Published January 14, 2010
|Analysts Suggest Glazers Could Secure An
Immediate $488M From Old Trafford's Sale
EPL club Manchester United Owner the Glazer family "have raised the prospect of selling Old Trafford in the prospectus circulated to potential investors
from whom they are seeking [US$814M] to refinance" the club, according to Ian Herbert of the London INDEPENDENT. The Glazers in the document state the legal contract governing the bond "will not prohibit us from selling certain key properties" and these include "our training ground facilities and our stadium." This statement "introduces the possibility of United selling and leasing back the most iconic asset they have," the stadium.
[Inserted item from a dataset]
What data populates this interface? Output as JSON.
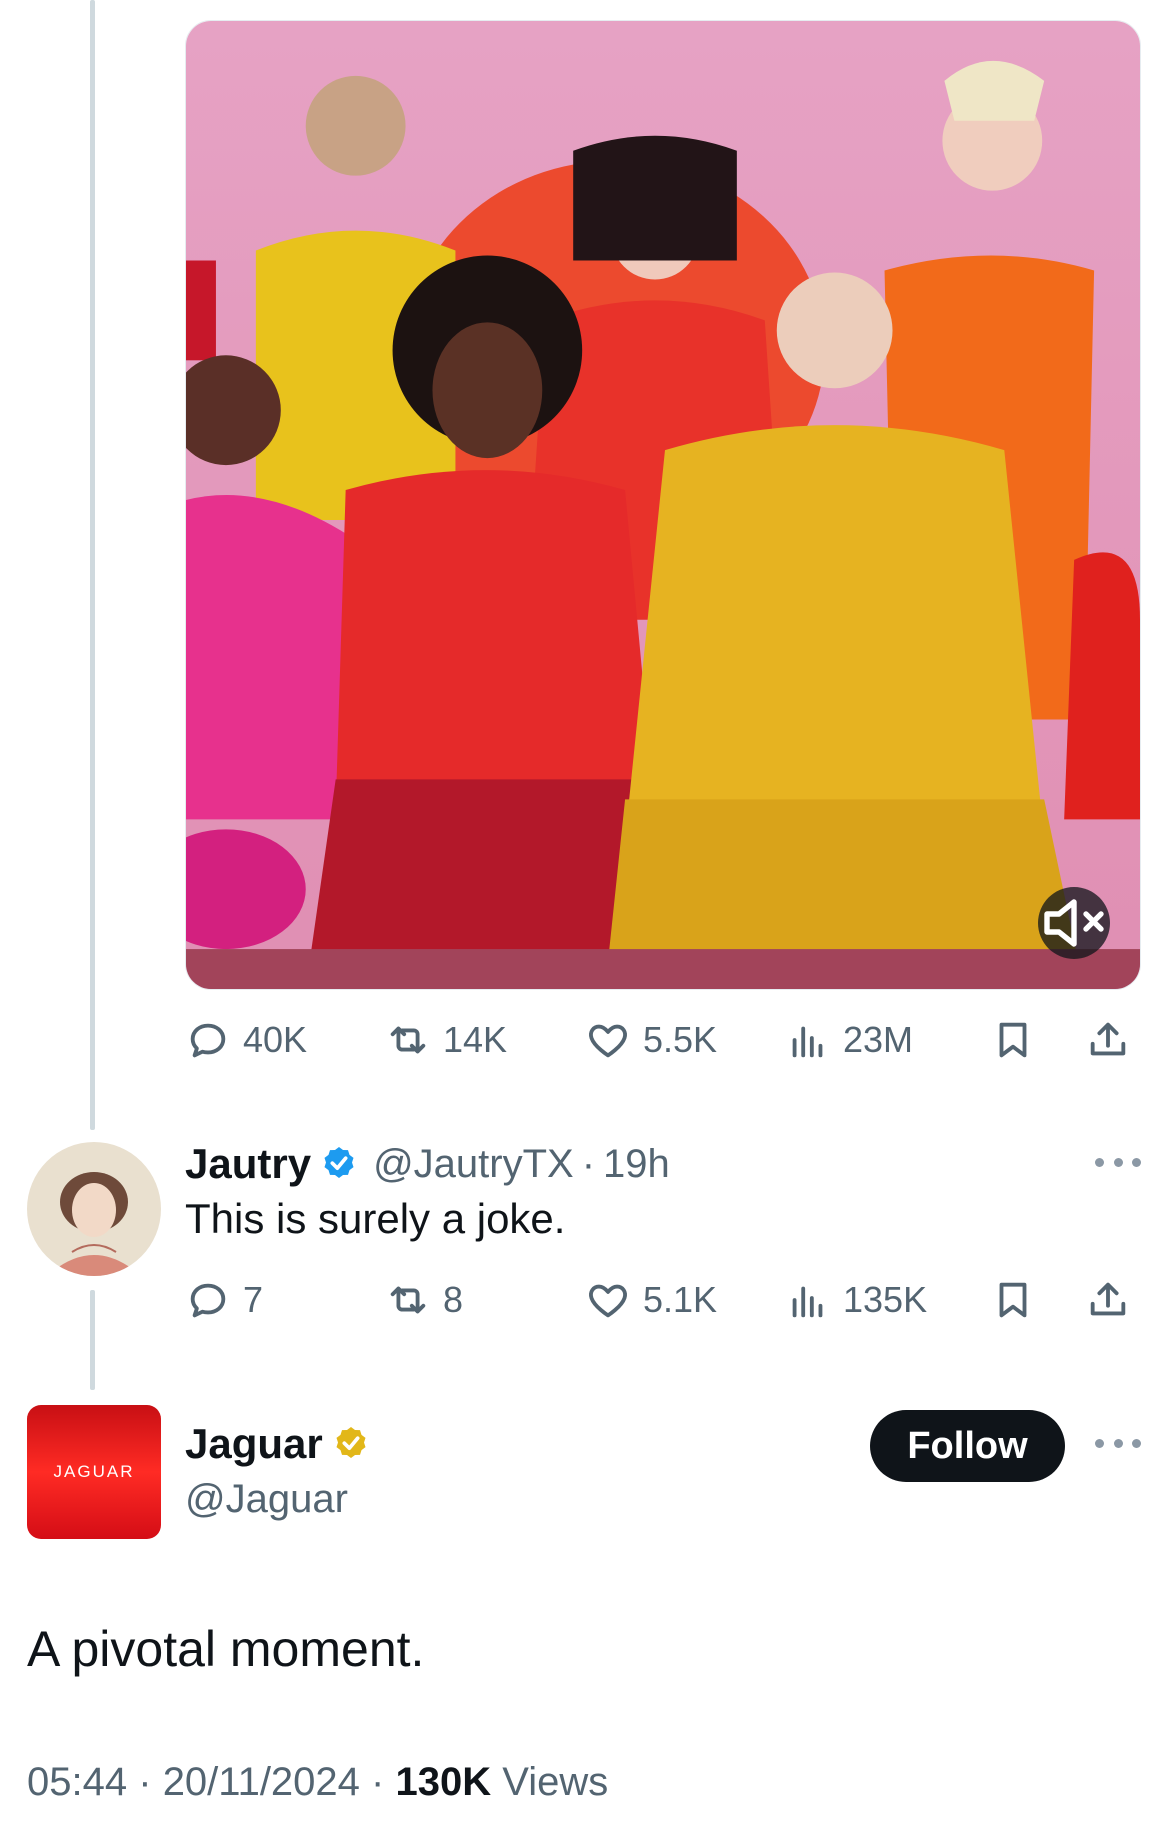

Some analysts yesterday suggested that the Glazers "could secure an immediate [US$488M] from the ground's sale -- a figure which would almost halve their astronomical" US$1.1B debt. The Glazers in the prospectus stated that "anyone acquiring either the 75,797-capacity stadium or United's Carrington training ground 'will be required to enter into a long-term lease with us to enable us to continue to have substantially the same access to such property as we currently do'" (London INDEPENDENT, 1/14
). In London, Ian Ladyman notes the Glazers "had steadfastly refused to consider such a controversial move since they plunged the club into debt when taking it into private ownership in 2005." But "ever since the Glazers bought their club, United supporters have suspected that the ground would one day be sold or, at the very least, renamed." Meanwhile, industry experts yesterday "stressed that using Old Trafford as security in this latest round of refinancing does not offer the stadium any particular protection against its sale in the future" (London DAILY MAIL, 1/14
POSITIVE TALKS: The London TELEGRAPH reports EPL club Everton has "held 'positive' talks with Liverpool City Council over plans for a new stadium." The two sides met Monday "following the Government's decision last year to reject a planning application for a new stadium in nearby Kirkby." The US$650M development for a 50,000-seat stadium, "in partnership with Tesco, collapsed in November with Liverpool City Council one of the opponents" (London TELEGRAPH, 1/12).